Interestingly, this machinery won numerous awards and gained worldwide recognition between 1850 and 1860. A replica of the reaper, which I was able to see, literally changed the way America farmed as it ensured grain could get into the mouths of people all over the world in a much more efficient manner.
We all know what happens next… our way of eating drastically changed as the agriculture advancements continued. We started to rely more on convenience foods over the years with little appreciation or understanding of the hunt, gather, and catch.
We no longer had to eat what we had in our region… we could and can eat foods from all over the world. How it gets from there into your belly is a long, long story that requires government, politics, money and technology. To a degree, I believe our bodies haven’t quite adjusted. I have to wonder if our bodies are in a small degree of “shock” due to all of the rapid changes in how we source our food.
So, the struggle is real.
What do you really need to eat?!
This is difficult to answer because guess what… we don’t have to play Katniss Everdeen and hunt for squirrels to feed our body. Most of us don’t live in a food desert. Most of us don’t understand what it is like to go through genuine feast and famine year after year.
It comes down to making choices. It comes down to making wise choices that support the body, soul and mind. If I had to encourage you to eat a certain way without knowing a thing about you I would tell you the following:
1.) Quality matters, hands down. Strive to consume a diet founded on seasonally and regionally based foods that include both animal and plant sources.
2.) Honor making varied food choices versus getting hung up on supplements or super-foods. Variety is essential for getting the nutrients you need while ensuring pleasure notes are sparked in the brain.
3.) Take a strong stance against our diet culture that tells you that you can’t control yourself around a pint of ice cream or you should eliminate gluten from your diet. In order to honor this mindset, avoid using language like, “I will never eat ____ again.”
4.) Do your research before you decide to eat a certain way. The last thing you need is a nutritional deficiency that could have easily been prevented. I’ve seen this in far too many people that try vegetarianism.
5.) Understand food is good and necessary for life and your movement. Our food culture is screwed up, but that doesn’t mean you shouldn’t fuel your body with necessary energy to go about your day and support your sport.
6.) Some of you shouldn’t try to be intuitive eaters unless you have followed a meal plan. Yep, perhaps you need a specific plan in order to get to a point of feeling what your body needs. Not sure if that is you, but using “I’ll only eat when I am hungry” as a mantra can result in pure ridiculousness.

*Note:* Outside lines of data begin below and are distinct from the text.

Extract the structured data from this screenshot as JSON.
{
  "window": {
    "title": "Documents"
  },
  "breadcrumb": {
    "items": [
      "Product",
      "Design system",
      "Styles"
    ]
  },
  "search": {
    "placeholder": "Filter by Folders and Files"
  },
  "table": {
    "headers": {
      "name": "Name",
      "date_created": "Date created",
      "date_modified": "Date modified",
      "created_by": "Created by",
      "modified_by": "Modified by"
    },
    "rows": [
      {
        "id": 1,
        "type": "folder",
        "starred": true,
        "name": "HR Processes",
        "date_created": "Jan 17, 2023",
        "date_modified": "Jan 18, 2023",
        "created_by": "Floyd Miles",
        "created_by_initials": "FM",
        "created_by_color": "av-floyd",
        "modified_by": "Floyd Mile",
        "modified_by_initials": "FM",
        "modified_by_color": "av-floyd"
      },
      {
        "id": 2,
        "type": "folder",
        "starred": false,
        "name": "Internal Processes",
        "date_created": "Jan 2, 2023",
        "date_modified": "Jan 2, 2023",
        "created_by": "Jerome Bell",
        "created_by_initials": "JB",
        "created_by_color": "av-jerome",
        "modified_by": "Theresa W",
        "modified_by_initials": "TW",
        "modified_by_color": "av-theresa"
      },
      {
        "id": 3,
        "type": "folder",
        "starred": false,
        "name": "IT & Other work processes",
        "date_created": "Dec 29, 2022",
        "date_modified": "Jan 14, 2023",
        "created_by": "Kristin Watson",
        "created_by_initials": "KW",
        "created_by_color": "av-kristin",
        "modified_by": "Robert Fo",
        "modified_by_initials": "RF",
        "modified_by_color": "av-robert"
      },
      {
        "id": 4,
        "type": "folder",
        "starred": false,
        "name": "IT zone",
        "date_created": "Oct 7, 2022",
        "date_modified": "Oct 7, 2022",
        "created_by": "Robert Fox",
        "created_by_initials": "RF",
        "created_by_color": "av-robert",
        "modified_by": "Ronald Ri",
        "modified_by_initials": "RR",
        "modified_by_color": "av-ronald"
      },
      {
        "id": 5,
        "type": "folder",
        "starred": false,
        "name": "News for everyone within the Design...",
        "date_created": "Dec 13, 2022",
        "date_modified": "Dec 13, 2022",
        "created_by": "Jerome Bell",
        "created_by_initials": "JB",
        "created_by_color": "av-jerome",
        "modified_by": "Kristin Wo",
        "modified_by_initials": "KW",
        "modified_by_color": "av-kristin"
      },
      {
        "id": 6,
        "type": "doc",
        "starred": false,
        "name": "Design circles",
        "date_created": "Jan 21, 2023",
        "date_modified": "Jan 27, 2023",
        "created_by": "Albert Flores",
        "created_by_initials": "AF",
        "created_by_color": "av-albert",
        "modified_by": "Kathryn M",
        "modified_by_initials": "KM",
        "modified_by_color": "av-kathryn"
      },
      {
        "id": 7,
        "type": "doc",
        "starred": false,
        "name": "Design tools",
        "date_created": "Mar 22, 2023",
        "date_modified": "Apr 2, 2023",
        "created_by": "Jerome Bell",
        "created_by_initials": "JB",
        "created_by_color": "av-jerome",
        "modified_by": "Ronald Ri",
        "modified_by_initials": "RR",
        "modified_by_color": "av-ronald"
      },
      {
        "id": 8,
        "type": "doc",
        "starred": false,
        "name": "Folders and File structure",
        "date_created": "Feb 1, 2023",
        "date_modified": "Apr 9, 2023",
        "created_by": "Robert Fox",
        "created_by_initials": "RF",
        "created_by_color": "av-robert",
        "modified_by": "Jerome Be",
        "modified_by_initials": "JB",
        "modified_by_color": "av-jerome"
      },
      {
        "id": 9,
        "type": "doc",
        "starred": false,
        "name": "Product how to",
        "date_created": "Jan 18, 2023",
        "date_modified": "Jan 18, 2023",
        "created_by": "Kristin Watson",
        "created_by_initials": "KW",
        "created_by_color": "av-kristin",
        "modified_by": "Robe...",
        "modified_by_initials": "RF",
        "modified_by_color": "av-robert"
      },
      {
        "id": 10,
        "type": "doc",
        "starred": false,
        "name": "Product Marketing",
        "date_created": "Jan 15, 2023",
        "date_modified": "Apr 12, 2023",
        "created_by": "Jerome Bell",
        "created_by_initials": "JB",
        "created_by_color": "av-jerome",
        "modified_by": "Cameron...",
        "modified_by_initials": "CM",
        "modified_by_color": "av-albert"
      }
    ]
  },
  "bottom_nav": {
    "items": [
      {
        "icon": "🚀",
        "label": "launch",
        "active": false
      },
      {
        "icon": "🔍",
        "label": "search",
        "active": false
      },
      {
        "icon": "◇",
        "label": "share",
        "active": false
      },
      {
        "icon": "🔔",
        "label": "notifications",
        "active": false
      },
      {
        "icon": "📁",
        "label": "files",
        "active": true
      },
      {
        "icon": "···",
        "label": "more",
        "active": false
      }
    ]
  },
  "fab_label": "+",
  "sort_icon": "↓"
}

7.) Last but not least…start with the basics. Are you getting at least 7 fruits and vegetables a day? Are you consuming protein at every main meal? Are you getting enough carbohydrate to optimally recover and support gut health? Is there enough fat in your diet to support vitamin absorption, brain fuel, insulin regulation and general satiety? Do you drink enough water in a day? Start answering these questions with positive action.
It is hard to conclude such a complicated matter, but sometimes it comes down to the foundational things. It is rarely the “sexy” thing that makes the difference.
I am hopeful this has given you a little food for thought that cultivates mindful and intentional eating behaviors moving forward. Oh, and if anyone asks you what you eat you can tell them it’s personal unless you are looking for a solid fight to pick, haha.
LIke what Lindsay has to say? Need a little help with your nutrition? Why not book a Nutrition Consult with Lindsay.